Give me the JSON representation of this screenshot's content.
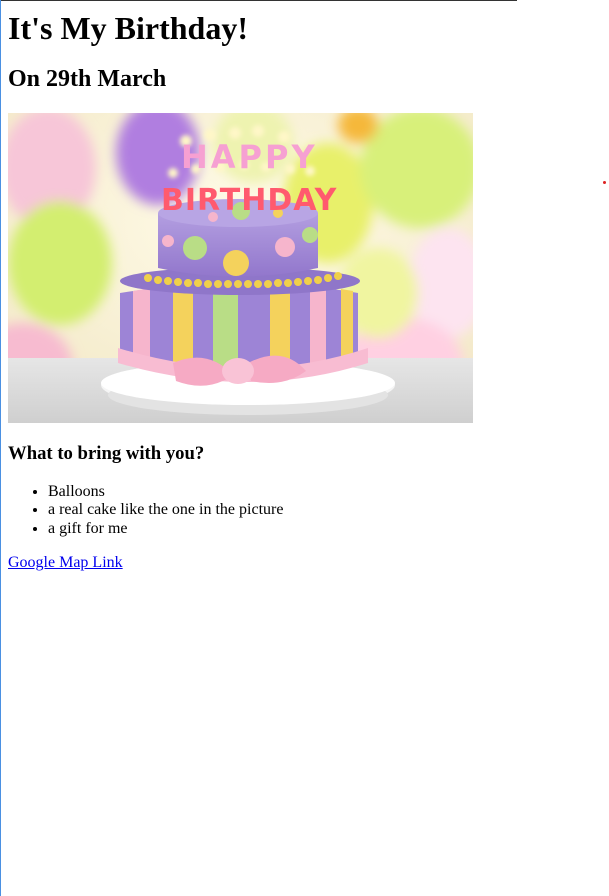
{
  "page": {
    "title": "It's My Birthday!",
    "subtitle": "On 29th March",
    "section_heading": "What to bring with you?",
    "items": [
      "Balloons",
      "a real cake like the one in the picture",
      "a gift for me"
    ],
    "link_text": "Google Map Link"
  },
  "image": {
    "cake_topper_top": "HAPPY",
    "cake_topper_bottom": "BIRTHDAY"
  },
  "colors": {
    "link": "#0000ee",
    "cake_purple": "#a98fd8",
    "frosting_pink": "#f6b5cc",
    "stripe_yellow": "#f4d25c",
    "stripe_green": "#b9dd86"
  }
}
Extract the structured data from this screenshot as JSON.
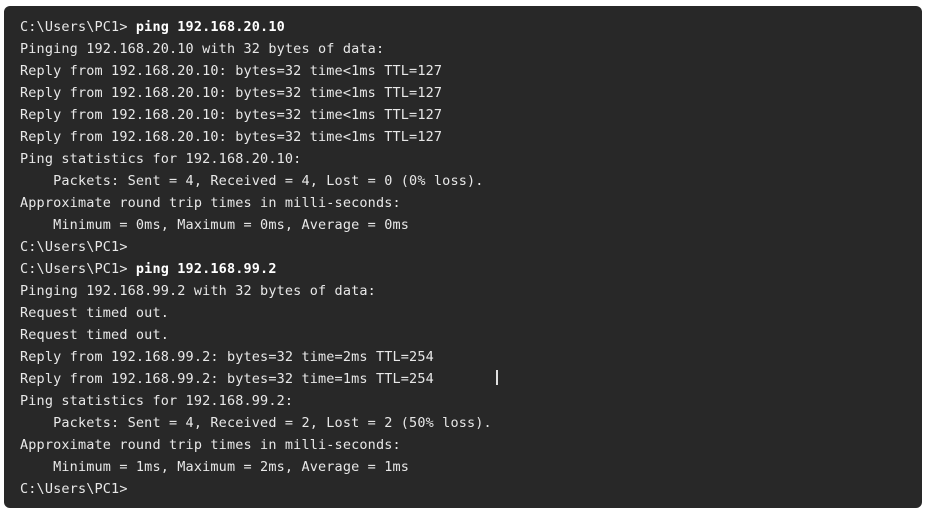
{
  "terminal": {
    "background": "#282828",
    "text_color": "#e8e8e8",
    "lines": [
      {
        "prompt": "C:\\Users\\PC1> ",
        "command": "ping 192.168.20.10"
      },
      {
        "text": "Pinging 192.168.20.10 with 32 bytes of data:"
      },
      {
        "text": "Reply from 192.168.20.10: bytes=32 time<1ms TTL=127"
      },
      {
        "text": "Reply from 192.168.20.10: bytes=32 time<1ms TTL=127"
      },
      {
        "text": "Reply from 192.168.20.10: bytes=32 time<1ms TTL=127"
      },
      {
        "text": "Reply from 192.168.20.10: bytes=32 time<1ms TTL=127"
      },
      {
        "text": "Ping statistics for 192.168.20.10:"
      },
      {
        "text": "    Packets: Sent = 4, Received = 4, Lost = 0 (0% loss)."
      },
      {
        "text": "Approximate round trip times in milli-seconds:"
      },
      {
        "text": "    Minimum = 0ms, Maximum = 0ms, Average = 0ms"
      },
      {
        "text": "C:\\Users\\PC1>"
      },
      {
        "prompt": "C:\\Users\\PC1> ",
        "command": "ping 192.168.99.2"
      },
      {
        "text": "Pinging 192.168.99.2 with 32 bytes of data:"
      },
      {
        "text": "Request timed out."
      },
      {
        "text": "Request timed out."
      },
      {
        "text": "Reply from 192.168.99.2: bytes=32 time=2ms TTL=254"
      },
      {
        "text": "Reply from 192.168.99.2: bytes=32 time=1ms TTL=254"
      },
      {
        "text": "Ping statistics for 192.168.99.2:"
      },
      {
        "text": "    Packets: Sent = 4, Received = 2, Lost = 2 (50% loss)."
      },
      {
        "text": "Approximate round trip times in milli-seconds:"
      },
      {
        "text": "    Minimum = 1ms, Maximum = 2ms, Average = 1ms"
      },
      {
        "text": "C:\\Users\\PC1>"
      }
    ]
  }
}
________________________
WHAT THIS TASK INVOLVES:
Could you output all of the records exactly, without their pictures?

TASK RESULT:
Give me the JSON representation of this screenshot's content.
{
  "page": {
    "title": "It's My Birthday!",
    "subtitle": "On 29th March",
    "section_heading": "What to bring with you?",
    "items": [
      "Balloons",
      "a real cake like the one in the picture",
      "a gift for me"
    ],
    "link_text": "Google Map Link"
  },
  "image": {
    "cake_topper_top": "HAPPY",
    "cake_topper_bottom": "BIRTHDAY"
  },
  "colors": {
    "link": "#0000ee",
    "cake_purple": "#a98fd8",
    "frosting_pink": "#f6b5cc",
    "stripe_yellow": "#f4d25c",
    "stripe_green": "#b9dd86"
  }
}
Extract the structured data from this screenshot as JSON.
{
  "terminal": {
    "background": "#282828",
    "text_color": "#e8e8e8",
    "lines": [
      {
        "prompt": "C:\\Users\\PC1> ",
        "command": "ping 192.168.20.10"
      },
      {
        "text": "Pinging 192.168.20.10 with 32 bytes of data:"
      },
      {
        "text": "Reply from 192.168.20.10: bytes=32 time<1ms TTL=127"
      },
      {
        "text": "Reply from 192.168.20.10: bytes=32 time<1ms TTL=127"
      },
      {
        "text": "Reply from 192.168.20.10: bytes=32 time<1ms TTL=127"
      },
      {
        "text": "Reply from 192.168.20.10: bytes=32 time<1ms TTL=127"
      },
      {
        "text": "Ping statistics for 192.168.20.10:"
      },
      {
        "text": "    Packets: Sent = 4, Received = 4, Lost = 0 (0% loss)."
      },
      {
        "text": "Approximate round trip times in milli-seconds:"
      },
      {
        "text": "    Minimum = 0ms, Maximum = 0ms, Average = 0ms"
      },
      {
        "text": "C:\\Users\\PC1>"
      },
      {
        "prompt": "C:\\Users\\PC1> ",
        "command": "ping 192.168.99.2"
      },
      {
        "text": "Pinging 192.168.99.2 with 32 bytes of data:"
      },
      {
        "text": "Request timed out."
      },
      {
        "text": "Request timed out."
      },
      {
        "text": "Reply from 192.168.99.2: bytes=32 time=2ms TTL=254"
      },
      {
        "text": "Reply from 192.168.99.2: bytes=32 time=1ms TTL=254"
      },
      {
        "text": "Ping statistics for 192.168.99.2:"
      },
      {
        "text": "    Packets: Sent = 4, Received = 2, Lost = 2 (50% loss)."
      },
      {
        "text": "Approximate round trip times in milli-seconds:"
      },
      {
        "text": "    Minimum = 1ms, Maximum = 2ms, Average = 1ms"
      },
      {
        "text": "C:\\Users\\PC1>"
      }
    ]
  }
}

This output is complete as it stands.